## Requirement
Return the records below exactly as they are written.

================

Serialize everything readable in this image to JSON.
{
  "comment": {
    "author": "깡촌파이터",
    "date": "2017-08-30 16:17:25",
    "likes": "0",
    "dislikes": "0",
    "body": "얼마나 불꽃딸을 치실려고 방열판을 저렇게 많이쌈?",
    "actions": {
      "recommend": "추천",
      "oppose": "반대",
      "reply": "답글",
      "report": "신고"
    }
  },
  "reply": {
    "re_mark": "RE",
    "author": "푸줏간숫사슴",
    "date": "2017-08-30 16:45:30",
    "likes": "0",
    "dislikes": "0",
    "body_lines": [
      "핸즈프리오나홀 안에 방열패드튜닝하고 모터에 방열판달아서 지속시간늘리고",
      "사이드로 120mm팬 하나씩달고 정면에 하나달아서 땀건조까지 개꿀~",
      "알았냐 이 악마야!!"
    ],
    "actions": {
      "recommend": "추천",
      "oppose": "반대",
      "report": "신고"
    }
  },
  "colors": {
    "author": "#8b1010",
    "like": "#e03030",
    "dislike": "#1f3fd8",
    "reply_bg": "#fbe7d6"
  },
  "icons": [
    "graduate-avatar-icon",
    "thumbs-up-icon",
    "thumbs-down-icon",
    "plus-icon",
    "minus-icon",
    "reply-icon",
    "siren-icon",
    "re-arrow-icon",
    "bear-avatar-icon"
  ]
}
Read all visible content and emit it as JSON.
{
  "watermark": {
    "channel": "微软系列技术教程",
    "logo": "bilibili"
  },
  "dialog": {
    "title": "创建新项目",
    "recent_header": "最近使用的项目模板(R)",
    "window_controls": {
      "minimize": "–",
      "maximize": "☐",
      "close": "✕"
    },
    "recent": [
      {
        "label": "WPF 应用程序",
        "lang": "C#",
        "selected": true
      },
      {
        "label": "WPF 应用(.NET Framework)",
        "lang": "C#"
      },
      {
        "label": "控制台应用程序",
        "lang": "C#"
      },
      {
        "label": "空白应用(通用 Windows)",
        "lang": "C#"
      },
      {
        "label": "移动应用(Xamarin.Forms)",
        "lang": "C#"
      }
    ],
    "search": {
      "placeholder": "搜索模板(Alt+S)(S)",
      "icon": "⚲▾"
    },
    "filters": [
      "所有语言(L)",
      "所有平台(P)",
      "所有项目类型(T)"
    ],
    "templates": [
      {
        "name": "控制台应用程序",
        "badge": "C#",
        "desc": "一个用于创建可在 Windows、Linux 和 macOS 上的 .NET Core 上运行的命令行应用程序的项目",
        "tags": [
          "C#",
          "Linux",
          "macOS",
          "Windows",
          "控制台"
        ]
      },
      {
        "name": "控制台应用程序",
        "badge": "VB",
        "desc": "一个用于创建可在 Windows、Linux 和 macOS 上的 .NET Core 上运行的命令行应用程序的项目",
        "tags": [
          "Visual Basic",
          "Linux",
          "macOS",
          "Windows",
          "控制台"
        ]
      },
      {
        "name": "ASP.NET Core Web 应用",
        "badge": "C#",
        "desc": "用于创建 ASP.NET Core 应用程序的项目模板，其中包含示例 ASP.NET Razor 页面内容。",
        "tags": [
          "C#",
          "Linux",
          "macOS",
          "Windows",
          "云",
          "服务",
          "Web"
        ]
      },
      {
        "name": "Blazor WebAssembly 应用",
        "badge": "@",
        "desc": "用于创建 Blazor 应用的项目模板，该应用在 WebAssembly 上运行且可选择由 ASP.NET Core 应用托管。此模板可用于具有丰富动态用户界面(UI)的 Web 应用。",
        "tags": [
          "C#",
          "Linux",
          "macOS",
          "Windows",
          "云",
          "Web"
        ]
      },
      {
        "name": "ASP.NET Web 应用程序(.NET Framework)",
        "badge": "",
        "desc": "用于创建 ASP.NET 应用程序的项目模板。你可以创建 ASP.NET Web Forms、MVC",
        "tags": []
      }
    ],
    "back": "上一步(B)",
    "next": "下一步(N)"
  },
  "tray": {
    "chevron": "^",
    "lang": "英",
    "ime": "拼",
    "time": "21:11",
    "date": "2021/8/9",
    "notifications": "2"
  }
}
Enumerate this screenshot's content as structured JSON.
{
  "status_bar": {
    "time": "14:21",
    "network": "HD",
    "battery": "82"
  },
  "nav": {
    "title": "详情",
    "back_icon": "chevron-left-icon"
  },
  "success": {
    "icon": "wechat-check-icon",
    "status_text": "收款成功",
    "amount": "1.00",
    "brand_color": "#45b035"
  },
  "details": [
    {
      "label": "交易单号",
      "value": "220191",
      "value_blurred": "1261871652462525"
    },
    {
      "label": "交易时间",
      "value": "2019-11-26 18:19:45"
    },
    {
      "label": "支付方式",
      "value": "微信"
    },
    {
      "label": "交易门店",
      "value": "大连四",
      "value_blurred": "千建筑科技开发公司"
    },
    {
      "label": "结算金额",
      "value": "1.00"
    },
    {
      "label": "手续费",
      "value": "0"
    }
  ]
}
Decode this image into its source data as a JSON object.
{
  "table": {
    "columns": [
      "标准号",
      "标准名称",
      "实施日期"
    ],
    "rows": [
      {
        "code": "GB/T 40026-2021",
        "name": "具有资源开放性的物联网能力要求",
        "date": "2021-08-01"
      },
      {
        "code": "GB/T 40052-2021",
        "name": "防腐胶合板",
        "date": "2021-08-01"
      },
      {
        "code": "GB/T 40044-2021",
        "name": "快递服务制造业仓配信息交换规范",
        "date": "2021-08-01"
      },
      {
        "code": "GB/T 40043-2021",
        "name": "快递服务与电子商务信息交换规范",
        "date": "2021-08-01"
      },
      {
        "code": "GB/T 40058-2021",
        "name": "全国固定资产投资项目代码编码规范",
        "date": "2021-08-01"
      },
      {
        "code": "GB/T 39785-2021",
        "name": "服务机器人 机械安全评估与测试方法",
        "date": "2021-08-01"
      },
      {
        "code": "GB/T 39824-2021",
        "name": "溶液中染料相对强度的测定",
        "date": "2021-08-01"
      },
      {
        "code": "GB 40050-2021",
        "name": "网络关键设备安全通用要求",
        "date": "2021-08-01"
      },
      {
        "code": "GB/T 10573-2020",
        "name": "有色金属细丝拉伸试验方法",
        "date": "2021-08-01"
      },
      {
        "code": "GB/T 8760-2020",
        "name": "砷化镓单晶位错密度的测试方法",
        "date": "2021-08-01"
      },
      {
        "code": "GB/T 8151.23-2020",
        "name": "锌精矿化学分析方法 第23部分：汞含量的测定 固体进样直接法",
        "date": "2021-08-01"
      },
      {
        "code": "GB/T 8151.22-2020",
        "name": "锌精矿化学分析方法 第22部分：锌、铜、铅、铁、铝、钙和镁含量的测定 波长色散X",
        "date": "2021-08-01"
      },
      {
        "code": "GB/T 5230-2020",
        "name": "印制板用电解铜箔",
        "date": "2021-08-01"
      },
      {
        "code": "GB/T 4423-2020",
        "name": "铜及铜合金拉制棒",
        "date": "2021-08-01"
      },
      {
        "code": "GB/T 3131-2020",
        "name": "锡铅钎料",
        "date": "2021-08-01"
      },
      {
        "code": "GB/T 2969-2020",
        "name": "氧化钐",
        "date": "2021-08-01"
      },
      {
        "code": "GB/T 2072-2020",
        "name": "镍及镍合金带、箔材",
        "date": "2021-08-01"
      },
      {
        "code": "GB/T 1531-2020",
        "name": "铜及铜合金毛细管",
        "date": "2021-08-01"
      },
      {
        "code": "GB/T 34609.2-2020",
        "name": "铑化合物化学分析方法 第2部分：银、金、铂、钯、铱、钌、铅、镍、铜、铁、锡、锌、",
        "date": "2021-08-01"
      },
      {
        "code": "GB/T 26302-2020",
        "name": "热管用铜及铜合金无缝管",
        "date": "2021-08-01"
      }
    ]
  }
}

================

## Result for this task
Serialize everything readable in this image to JSON.
{
  "comment": {
    "author": "깡촌파이터",
    "date": "2017-08-30 16:17:25",
    "likes": "0",
    "dislikes": "0",
    "body": "얼마나 불꽃딸을 치실려고 방열판을 저렇게 많이쌈?",
    "actions": {
      "recommend": "추천",
      "oppose": "반대",
      "reply": "답글",
      "report": "신고"
    }
  },
  "reply": {
    "re_mark": "RE",
    "author": "푸줏간숫사슴",
    "date": "2017-08-30 16:45:30",
    "likes": "0",
    "dislikes": "0",
    "body_lines": [
      "핸즈프리오나홀 안에 방열패드튜닝하고 모터에 방열판달아서 지속시간늘리고",
      "사이드로 120mm팬 하나씩달고 정면에 하나달아서 땀건조까지 개꿀~",
      "알았냐 이 악마야!!"
    ],
    "actions": {
      "recommend": "추천",
      "oppose": "반대",
      "report": "신고"
    }
  },
  "colors": {
    "author": "#8b1010",
    "like": "#e03030",
    "dislike": "#1f3fd8",
    "reply_bg": "#fbe7d6"
  },
  "icons": [
    "graduate-avatar-icon",
    "thumbs-up-icon",
    "thumbs-down-icon",
    "plus-icon",
    "minus-icon",
    "reply-icon",
    "siren-icon",
    "re-arrow-icon",
    "bear-avatar-icon"
  ]
}
Read all visible content and emit it as JSON.
{
  "watermark": {
    "channel": "微软系列技术教程",
    "logo": "bilibili"
  },
  "dialog": {
    "title": "创建新项目",
    "recent_header": "最近使用的项目模板(R)",
    "window_controls": {
      "minimize": "–",
      "maximize": "☐",
      "close": "✕"
    },
    "recent": [
      {
        "label": "WPF 应用程序",
        "lang": "C#",
        "selected": true
      },
      {
        "label": "WPF 应用(.NET Framework)",
        "lang": "C#"
      },
      {
        "label": "控制台应用程序",
        "lang": "C#"
      },
      {
        "label": "空白应用(通用 Windows)",
        "lang": "C#"
      },
      {
        "label": "移动应用(Xamarin.Forms)",
        "lang": "C#"
      }
    ],
    "search": {
      "placeholder": "搜索模板(Alt+S)(S)",
      "icon": "⚲▾"
    },
    "filters": [
      "所有语言(L)",
      "所有平台(P)",
      "所有项目类型(T)"
    ],
    "templates": [
      {
        "name": "控制台应用程序",
        "badge": "C#",
        "desc": "一个用于创建可在 Windows、Linux 和 macOS 上的 .NET Core 上运行的命令行应用程序的项目",
        "tags": [
          "C#",
          "Linux",
          "macOS",
          "Windows",
          "控制台"
        ]
      },
      {
        "name": "控制台应用程序",
        "badge": "VB",
        "desc": "一个用于创建可在 Windows、Linux 和 macOS 上的 .NET Core 上运行的命令行应用程序的项目",
        "tags": [
          "Visual Basic",
          "Linux",
          "macOS",
          "Windows",
          "控制台"
        ]
      },
      {
        "name": "ASP.NET Core Web 应用",
        "badge": "C#",
        "desc": "用于创建 ASP.NET Core 应用程序的项目模板，其中包含示例 ASP.NET Razor 页面内容。",
        "tags": [
          "C#",
          "Linux",
          "macOS",
          "Windows",
          "云",
          "服务",
          "Web"
        ]
      },
      {
        "name": "Blazor WebAssembly 应用",
        "badge": "@",
        "desc": "用于创建 Blazor 应用的项目模板，该应用在 WebAssembly 上运行且可选择由 ASP.NET Core 应用托管。此模板可用于具有丰富动态用户界面(UI)的 Web 应用。",
        "tags": [
          "C#",
          "Linux",
          "macOS",
          "Windows",
          "云",
          "Web"
        ]
      },
      {
        "name": "ASP.NET Web 应用程序(.NET Framework)",
        "badge": "",
        "desc": "用于创建 ASP.NET 应用程序的项目模板。你可以创建 ASP.NET Web Forms、MVC",
        "tags": []
      }
    ],
    "back": "上一步(B)",
    "next": "下一步(N)"
  },
  "tray": {
    "chevron": "^",
    "lang": "英",
    "ime": "拼",
    "time": "21:11",
    "date": "2021/8/9",
    "notifications": "2"
  }
}
Enumerate this screenshot's content as structured JSON.
{
  "status_bar": {
    "time": "14:21",
    "network": "HD",
    "battery": "82"
  },
  "nav": {
    "title": "详情",
    "back_icon": "chevron-left-icon"
  },
  "success": {
    "icon": "wechat-check-icon",
    "status_text": "收款成功",
    "amount": "1.00",
    "brand_color": "#45b035"
  },
  "details": [
    {
      "label": "交易单号",
      "value": "220191",
      "value_blurred": "1261871652462525"
    },
    {
      "label": "交易时间",
      "value": "2019-11-26 18:19:45"
    },
    {
      "label": "支付方式",
      "value": "微信"
    },
    {
      "label": "交易门店",
      "value": "大连四",
      "value_blurred": "千建筑科技开发公司"
    },
    {
      "label": "结算金额",
      "value": "1.00"
    },
    {
      "label": "手续费",
      "value": "0"
    }
  ]
}
Decode this image into its source data as a JSON object.
{
  "table": {
    "columns": [
      "标准号",
      "标准名称",
      "实施日期"
    ],
    "rows": [
      {
        "code": "GB/T 40026-2021",
        "name": "具有资源开放性的物联网能力要求",
        "date": "2021-08-01"
      },
      {
        "code": "GB/T 40052-2021",
        "name": "防腐胶合板",
        "date": "2021-08-01"
      },
      {
        "code": "GB/T 40044-2021",
        "name": "快递服务制造业仓配信息交换规范",
        "date": "2021-08-01"
      },
      {
        "code": "GB/T 40043-2021",
        "name": "快递服务与电子商务信息交换规范",
        "date": "2021-08-01"
      },
      {
        "code": "GB/T 40058-2021",
        "name": "全国固定资产投资项目代码编码规范",
        "date": "2021-08-01"
      },
      {
        "code": "GB/T 39785-2021",
        "name": "服务机器人 机械安全评估与测试方法",
        "date": "2021-08-01"
      },
      {
        "code": "GB/T 39824-2021",
        "name": "溶液中染料相对强度的测定",
        "date": "2021-08-01"
      },
      {
        "code": "GB 40050-2021",
        "name": "网络关键设备安全通用要求",
        "date": "2021-08-01"
      },
      {
        "code": "GB/T 10573-2020",
        "name": "有色金属细丝拉伸试验方法",
        "date": "2021-08-01"
      },
      {
        "code": "GB/T 8760-2020",
        "name": "砷化镓单晶位错密度的测试方法",
        "date": "2021-08-01"
      },
      {
        "code": "GB/T 8151.23-2020",
        "name": "锌精矿化学分析方法 第23部分：汞含量的测定 固体进样直接法",
        "date": "2021-08-01"
      },
      {
        "code": "GB/T 8151.22-2020",
        "name": "锌精矿化学分析方法 第22部分：锌、铜、铅、铁、铝、钙和镁含量的测定 波长色散X",
        "date": "2021-08-01"
      },
      {
        "code": "GB/T 5230-2020",
        "name": "印制板用电解铜箔",
        "date": "2021-08-01"
      },
      {
        "code": "GB/T 4423-2020",
        "name": "铜及铜合金拉制棒",
        "date": "2021-08-01"
      },
      {
        "code": "GB/T 3131-2020",
        "name": "锡铅钎料",
        "date": "2021-08-01"
      },
      {
        "code": "GB/T 2969-2020",
        "name": "氧化钐",
        "date": "2021-08-01"
      },
      {
        "code": "GB/T 2072-2020",
        "name": "镍及镍合金带、箔材",
        "date": "2021-08-01"
      },
      {
        "code": "GB/T 1531-2020",
        "name": "铜及铜合金毛细管",
        "date": "2021-08-01"
      },
      {
        "code": "GB/T 34609.2-2020",
        "name": "铑化合物化学分析方法 第2部分：银、金、铂、钯、铱、钌、铅、镍、铜、铁、锡、锌、",
        "date": "2021-08-01"
      },
      {
        "code": "GB/T 26302-2020",
        "name": "热管用铜及铜合金无缝管",
        "date": "2021-08-01"
      }
    ]
  }
}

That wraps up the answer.